Domestic violence can happen to anyone: teachers, factory workers, cashiers, physicians, waiters. As reported by the Tennessee Bureau of Investigation in 2005, 41% of all reported crimes against persons were domestic violence. You are not automatically safe because of your race, religion, the amount of money you make or how long you went to school. You can be abused by your partner whether you are gay or straight, a senior citizen, teenager, married or single. Victims can be male or female. The same laws and services apply no matter who the victim is.
As for abusers, it is sometimes difficult to tell who will be abusive. Abusers come from all races, classes, ages, religions, communities, and sexual orientations. There are certain actions or behaviors that may suggest that a person is a potential abuser.
Characteristics of an Abuser
An abuser often becomes extremely hurt and angry whenever you talk to anyone else, even if it is a family member or a neighbor. This could be a sign of the need to control you. While jealousy may be flattering at first it can quickly become frustrating and scary.
An abuser may propose to you or move in with you shortly after you first meet. Abusers get a sense of power from controlling others; they seek serious relationships to justify their controlling efforts.
Lack of Other Relationships
An abuser often has few friends. They might tell you that you are the only person they can talk to or the only person who understands them. An abuser may also try to prevent you from having other friends and relationships.
Constant Blame of Others
An abuser often feels their problems and feelings are all someone else’s fault and responsibility. He or she might claim that you are the reason they make mistakes or fail at things. For example, they may say they are the victim and that you are the cause of all their problems. Abusers often refuse to accept responsibility for their irrational behavior.
Belief In Traditional Sex Roles (Male Domination)
Many male abusers believe that men should be in charge of all decisions. They think women should stay at home and concentrate on keeping the house tidy, having dinner on the table, taking care of the children, etc. Pleasing their spouse should be a victim’s prime concern and this includes sexual gratification.
Abusers may be cruel to children and animals or obsessed with guns or other weapons. They may threaten you or tell you about past violent relationships. All victims must realize if an abuser makes a threat it has been a thought and therefore a plan in the abuser’s mind.
An abuser often becomes very angry at the slightest thing and takes everything personally.
Abusers may be sweet and loving one moment and violently furious the next. Excuses are an abusers best friend: It’s my medication. It’s the drugs, I would never hurt you. I have a mental illness, it’s not my fault. If you had only done what I asked you wouldn’t have caused this.
Abuse of Drugs or Alcohol

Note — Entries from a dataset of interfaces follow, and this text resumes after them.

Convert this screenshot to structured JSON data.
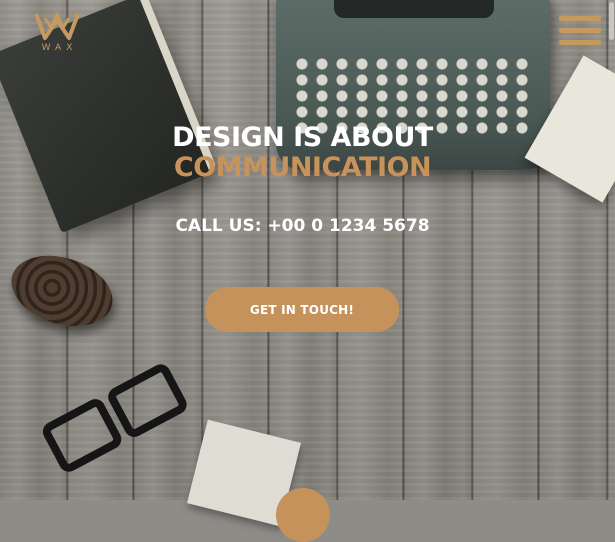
{
  "brand": {
    "logo_icon": "crown-w-logo-icon",
    "logo_text": "WAX",
    "accent_color": "#c4925a"
  },
  "header": {
    "menu_icon": "hamburger-menu-icon"
  },
  "hero": {
    "title_line_1": "DESIGN IS ABOUT",
    "title_line_2": "COMMUNICATION",
    "phone": "CALL US: +00 0 1234 5678",
    "cta_label": "GET IN TOUCH!",
    "scroll_icon": "scroll-down-icon"
  }
}
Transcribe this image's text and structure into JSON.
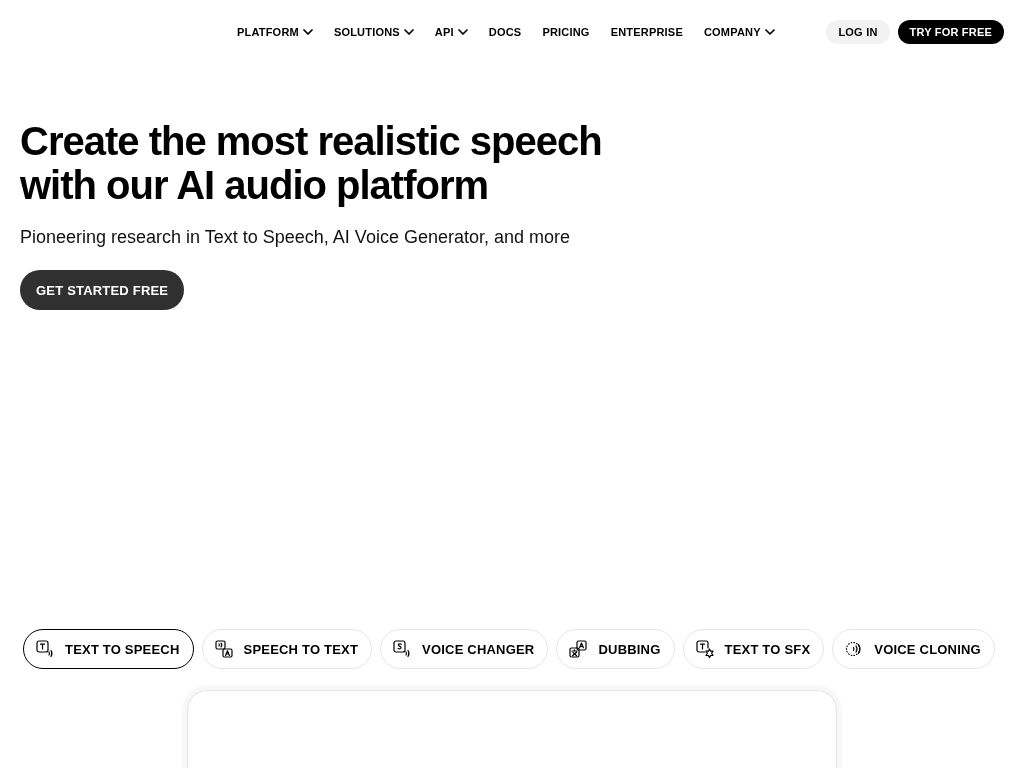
{
  "nav": {
    "items": [
      {
        "label": "PLATFORM",
        "kind": "menu"
      },
      {
        "label": "SOLUTIONS",
        "kind": "menu"
      },
      {
        "label": "API",
        "kind": "menu"
      },
      {
        "label": "DOCS",
        "kind": "link"
      },
      {
        "label": "PRICING",
        "kind": "link"
      },
      {
        "label": "ENTERPRISE",
        "kind": "link"
      },
      {
        "label": "COMPANY",
        "kind": "menu"
      }
    ],
    "actions": [
      {
        "label": "LOG IN",
        "kind": "secondary"
      },
      {
        "label": "TRY FOR FREE",
        "kind": "primary"
      }
    ]
  },
  "hero": {
    "title": "Create the most realistic speech with our AI audio platform",
    "subtitle": "Pioneering research in Text to Speech, AI Voice Generator, and more",
    "cta": "GET STARTED FREE"
  },
  "tabs": [
    {
      "label": "TEXT TO SPEECH",
      "selected": true
    },
    {
      "label": "SPEECH TO TEXT",
      "selected": false
    },
    {
      "label": "VOICE CHANGER",
      "selected": false
    },
    {
      "label": "DUBBING",
      "selected": false
    },
    {
      "label": "TEXT TO SFX",
      "selected": false
    },
    {
      "label": "VOICE CLONING",
      "selected": false
    }
  ]
}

An abuser may drink too much or take illegal drugs. While drugs and alcohol do not cause abuse, they can trigger more violent intense outbursts.
If someone you are close to acts this way this person may be abusive. You should consider ending the relationship before the abuse starts. Abusers almost never stop violent behavior on their own. No matter what you do, how long you stay or what you give in to you will not be able to change him or her. You do not deserve to be abused and you have the right to be happy.
Center of Hope was founded in 1989 shortly after the Tennessee Coalition to End Domestic & Sexual Violence determined that there was a need for emergency shelter and counseling for victims of domestic violence in Maury County.
Beginning as a grassroots movement in Columbia, Maury County’s largest city, Center of Hope first came about when the Columbia Business and Professional Women’s Association (BPW) teamed together with the Coalition to bring services to local victims of domestic violence.